10 members were awarded the Iron Cross and the battalion was awarded two Russian St. George’s Orders, fifth class.
This is an original officers Tschako from the Mansfelder Pioneer Battalion. This battalion was always identified by the glistening silver oval with crossed hammers appearing on their Tschakos:
The Mansfelder Pioneer were originally outfitted with uniforms already in stock. The Tschako chosen for them was the Fusilier type:
There are several holes in the Tschako body where other fittings had been placed. There is no historical record of the Mansfelder Pioneer ever wearing cords on their Tschakos so the fittings on the fusilier helmets were removed:
It would have been another question as to authenticity if these holes were not present:
This Tschako has had some work. First and foremost this piece has been blocked in order to bring it back into a round shape. Unfortunately this blocking caused a "pull" in the liner which caused it to buckle and created a dimple or wave in the tongues:
The stretching, or pull, is evident here:
The Tschako is made of a combination of leather and fiber. The bell crown is a heavy fiber board which somewhat resembles a mailing tube. The outside of the bell is covered in a heavy felt, most of which is missing now. The dome is thick leather and is very roughly tanned on the inside. This rough, almost fuzzy, interior is often evident on other period pieces. The inside is lined with a cloth which is sewn and applied much the same as paper mache and there is a reinforcement sewn in to support the Feldzeichen:
The chinscales have been restored using the original scales. The staples are not original to this piece and they are made of round stock. The leather for the chin straps and the tubes has also been replaced, but the leather for the chin straps themselves is thinner and much softer than the original. This was done originally to avoid excessive weight being applied to the Feldzeichen area:
The original scales have a slight curve and measure 39mm at their widest point:
The length is appropriate for the leather chin strap:
The rosettes are original and are held on with bent pins. These bent pins are much thicker than would be found on most Pickelhaubes:
The Feldzeichen is very large and is made of silver bullion thread. This larger sized Feldzeichen apparently continued in use for officers until the 1860's:
The Landwehr emblem is non-magnetic and is held on with bent pins:
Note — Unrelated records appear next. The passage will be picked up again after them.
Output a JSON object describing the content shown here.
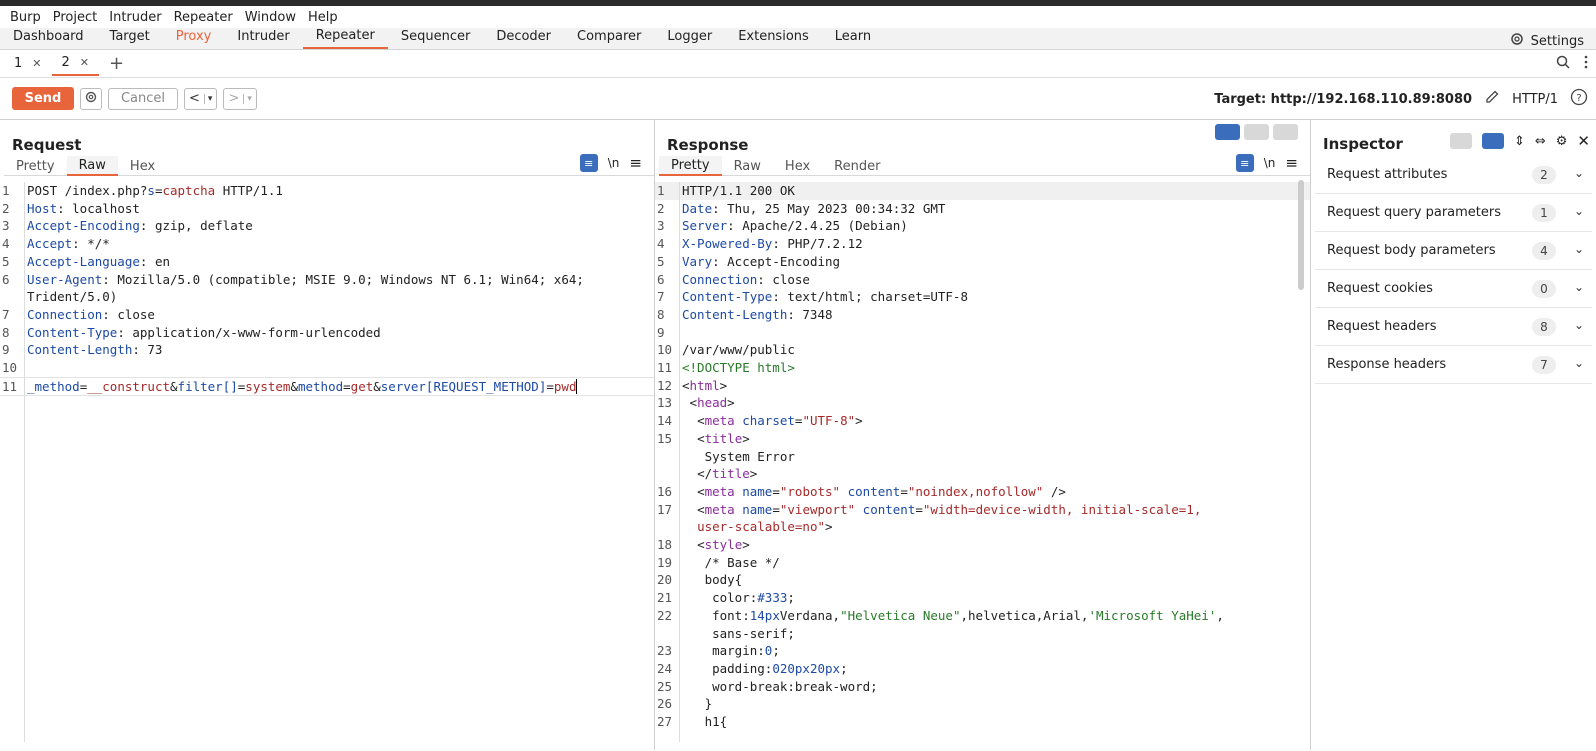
{
  "menu": [
    "Burp",
    "Project",
    "Intruder",
    "Repeater",
    "Window",
    "Help"
  ],
  "tabs": [
    "Dashboard",
    "Target",
    "Proxy",
    "Intruder",
    "Repeater",
    "Sequencer",
    "Decoder",
    "Comparer",
    "Logger",
    "Extensions",
    "Learn"
  ],
  "settings_label": "Settings",
  "subtabs": [
    "1",
    "2"
  ],
  "toolbar": {
    "send": "Send",
    "cancel": "Cancel",
    "target": "Target: http://192.168.110.89:8080",
    "protocol": "HTTP/1"
  },
  "request": {
    "title": "Request",
    "view_tabs": [
      "Pretty",
      "Raw",
      "Hex"
    ],
    "wrap_label": "\\n"
  },
  "response": {
    "title": "Response",
    "view_tabs": [
      "Pretty",
      "Raw",
      "Hex",
      "Render"
    ],
    "wrap_label": "\\n"
  },
  "inspector": {
    "title": "Inspector",
    "rows": [
      {
        "label": "Request attributes",
        "count": "2"
      },
      {
        "label": "Request query parameters",
        "count": "1"
      },
      {
        "label": "Request body parameters",
        "count": "4"
      },
      {
        "label": "Request cookies",
        "count": "0"
      },
      {
        "label": "Request headers",
        "count": "8"
      },
      {
        "label": "Response headers",
        "count": "7"
      }
    ]
  },
  "request_lines": [
    {
      "n": "1",
      "segs": [
        [
          "",
          "POST /index.php?"
        ],
        [
          "hn",
          "s"
        ],
        [
          "",
          "="
        ],
        [
          "red",
          "captcha"
        ],
        [
          "",
          " HTTP/1.1"
        ]
      ]
    },
    {
      "n": "2",
      "segs": [
        [
          "hn",
          "Host"
        ],
        [
          "",
          ": localhost"
        ]
      ]
    },
    {
      "n": "3",
      "segs": [
        [
          "hn",
          "Accept-Encoding"
        ],
        [
          "",
          ": gzip, deflate"
        ]
      ]
    },
    {
      "n": "4",
      "segs": [
        [
          "hn",
          "Accept"
        ],
        [
          "",
          ": */*"
        ]
      ]
    },
    {
      "n": "5",
      "segs": [
        [
          "hn",
          "Accept-Language"
        ],
        [
          "",
          ": en"
        ]
      ]
    },
    {
      "n": "6",
      "segs": [
        [
          "hn",
          "User-Agent"
        ],
        [
          "",
          ": Mozilla/5.0 (compatible; MSIE 9.0; Windows NT 6.1; Win64; x64; Trident/5.0)"
        ]
      ]
    },
    {
      "n": "7",
      "segs": [
        [
          "hn",
          "Connection"
        ],
        [
          "",
          ": close"
        ]
      ]
    },
    {
      "n": "8",
      "segs": [
        [
          "hn",
          "Content-Type"
        ],
        [
          "",
          ": application/x-www-form-urlencoded"
        ]
      ]
    },
    {
      "n": "9",
      "segs": [
        [
          "hn",
          "Content-Length"
        ],
        [
          "",
          ": 73"
        ]
      ]
    },
    {
      "n": "10",
      "segs": [
        [
          "",
          ""
        ]
      ]
    },
    {
      "n": "11",
      "segs": [
        [
          "hn",
          "_method"
        ],
        [
          "",
          "="
        ],
        [
          "red",
          "__construct"
        ],
        [
          "",
          "&"
        ],
        [
          "hn",
          "filter[]"
        ],
        [
          "",
          "="
        ],
        [
          "red",
          "system"
        ],
        [
          "",
          "&"
        ],
        [
          "hn",
          "method"
        ],
        [
          "",
          "="
        ],
        [
          "red",
          "get"
        ],
        [
          "",
          "&"
        ],
        [
          "hn",
          "server[REQUEST_METHOD]"
        ],
        [
          "",
          "="
        ],
        [
          "red",
          "pwd"
        ]
      ]
    }
  ],
  "response_lines": [
    {
      "n": "1",
      "segs": [
        [
          "",
          "HTTP/1.1 200 OK"
        ]
      ]
    },
    {
      "n": "2",
      "segs": [
        [
          "hn",
          "Date"
        ],
        [
          "",
          ": Thu, 25 May 2023 00:34:32 GMT"
        ]
      ]
    },
    {
      "n": "3",
      "segs": [
        [
          "hn",
          "Server"
        ],
        [
          "",
          ": Apache/2.4.25 (Debian)"
        ]
      ]
    },
    {
      "n": "4",
      "segs": [
        [
          "hn",
          "X-Powered-By"
        ],
        [
          "",
          ": PHP/7.2.12"
        ]
      ]
    },
    {
      "n": "5",
      "segs": [
        [
          "hn",
          "Vary"
        ],
        [
          "",
          ": Accept-Encoding"
        ]
      ]
    },
    {
      "n": "6",
      "segs": [
        [
          "hn",
          "Connection"
        ],
        [
          "",
          ": close"
        ]
      ]
    },
    {
      "n": "7",
      "segs": [
        [
          "hn",
          "Content-Type"
        ],
        [
          "",
          ": text/html; charset=UTF-8"
        ]
      ]
    },
    {
      "n": "8",
      "segs": [
        [
          "hn",
          "Content-Length"
        ],
        [
          "",
          ": 7348"
        ]
      ]
    },
    {
      "n": "9",
      "segs": [
        [
          "",
          ""
        ]
      ]
    },
    {
      "n": "10",
      "segs": [
        [
          "",
          "/var/www/public"
        ]
      ]
    },
    {
      "n": "11",
      "segs": [
        [
          "grn",
          "<!DOCTYPE html>"
        ]
      ]
    },
    {
      "n": "12",
      "segs": [
        [
          "",
          "<"
        ],
        [
          "pur",
          "html"
        ],
        [
          "",
          ">"
        ]
      ]
    },
    {
      "n": "13",
      "segs": [
        [
          "",
          " <"
        ],
        [
          "pur",
          "head"
        ],
        [
          "",
          ">"
        ]
      ]
    },
    {
      "n": "14",
      "segs": [
        [
          "",
          "  <"
        ],
        [
          "pur",
          "meta"
        ],
        [
          "",
          " "
        ],
        [
          "hn",
          "charset"
        ],
        [
          "",
          "="
        ],
        [
          "red",
          "\"UTF-8\""
        ],
        [
          "",
          ">"
        ]
      ]
    },
    {
      "n": "15",
      "segs": [
        [
          "",
          "  <"
        ],
        [
          "pur",
          "title"
        ],
        [
          "",
          ">\n   System Error\n  </"
        ],
        [
          "pur",
          "title"
        ],
        [
          "",
          ">"
        ]
      ]
    },
    {
      "n": "16",
      "segs": [
        [
          "",
          "  <"
        ],
        [
          "pur",
          "meta"
        ],
        [
          "",
          " "
        ],
        [
          "hn",
          "name"
        ],
        [
          "",
          "="
        ],
        [
          "red",
          "\"robots\""
        ],
        [
          "",
          " "
        ],
        [
          "hn",
          "content"
        ],
        [
          "",
          "="
        ],
        [
          "red",
          "\"noindex,nofollow\""
        ],
        [
          "",
          " />"
        ]
      ]
    },
    {
      "n": "17",
      "segs": [
        [
          "",
          "  <"
        ],
        [
          "pur",
          "meta"
        ],
        [
          "",
          " "
        ],
        [
          "hn",
          "name"
        ],
        [
          "",
          "="
        ],
        [
          "red",
          "\"viewport\""
        ],
        [
          "",
          " "
        ],
        [
          "hn",
          "content"
        ],
        [
          "",
          "="
        ],
        [
          "red",
          "\"width=device-width, initial-scale=1,\n  user-scalable=no\""
        ],
        [
          "",
          ">"
        ]
      ]
    },
    {
      "n": "18",
      "segs": [
        [
          "",
          "  <"
        ],
        [
          "pur",
          "style"
        ],
        [
          "",
          ">"
        ]
      ]
    },
    {
      "n": "19",
      "segs": [
        [
          "",
          "   /* Base */"
        ]
      ]
    },
    {
      "n": "20",
      "segs": [
        [
          "",
          "   body{"
        ]
      ]
    },
    {
      "n": "21",
      "segs": [
        [
          "",
          "    color:"
        ],
        [
          "hn",
          "#333"
        ],
        [
          "",
          ";"
        ]
      ]
    },
    {
      "n": "22",
      "segs": [
        [
          "",
          "    font:"
        ],
        [
          "hn",
          "14px"
        ],
        [
          "",
          "Verdana,"
        ],
        [
          "grn",
          "\"Helvetica Neue\""
        ],
        [
          "",
          ",helvetica,Arial,"
        ],
        [
          "grn",
          "'Microsoft YaHei'"
        ],
        [
          "",
          ",\n    sans-serif;"
        ]
      ]
    },
    {
      "n": "23",
      "segs": [
        [
          "",
          "    margin:"
        ],
        [
          "hn",
          "0"
        ],
        [
          "",
          ";"
        ]
      ]
    },
    {
      "n": "24",
      "segs": [
        [
          "",
          "    padding:"
        ],
        [
          "hn",
          "020px20px"
        ],
        [
          "",
          ";"
        ]
      ]
    },
    {
      "n": "25",
      "segs": [
        [
          "",
          "    word-break:break-word;"
        ]
      ]
    },
    {
      "n": "26",
      "segs": [
        [
          "",
          "   }"
        ]
      ]
    },
    {
      "n": "27",
      "segs": [
        [
          "",
          "   h1{"
        ]
      ]
    }
  ]
}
The Mansfelder Pioneer identifying feature is a silver oval with crossed hammers. The oval is made of coin silver, about .825, and is held on by the screw fastener attached to the hammers:
The hammers are made of brass and have a single screw going through a hole in the silver oval and holding the whole thing in place. There is an unusual brass wingnut attached on the inside to the course threads on the hammers:
All together it gives an attractive appearance:
The top of the bell crown is thick leather:
The silk band around the top of the bell crown is in excellent shape and is, in part, a give-away as to age. Silks were weighted with soluble salts and minerals after 1840 which caused them to have a slight glow under black-light. This band is completely dark under black-light. As a matter of fact, absolutely nothing on this Tschako glows under black-light:
The leather on the shoulder is extremely stiff and curled in some places. The stitching is finely done and, again, does not glow under black-light:
The Tschako, not including the Feldzeichen, is 8.5 inches tall when measured from a flat surface. It is shown with a Model 1915 Tschako for comparison:
This Tschako has had some work done in the hopes of keeping it alive. It is, after all, 203 year old cardboard.
There is still a reenactment group for this battalion. For more history or information you may visit their site at:http://www.mansfelder-pionierbataillon. ... /home.html
The sword can be viewed here:viewtopic.php?f=36&t=11147
The medal can be viewed here:viewtopic.php?f=13&t=11059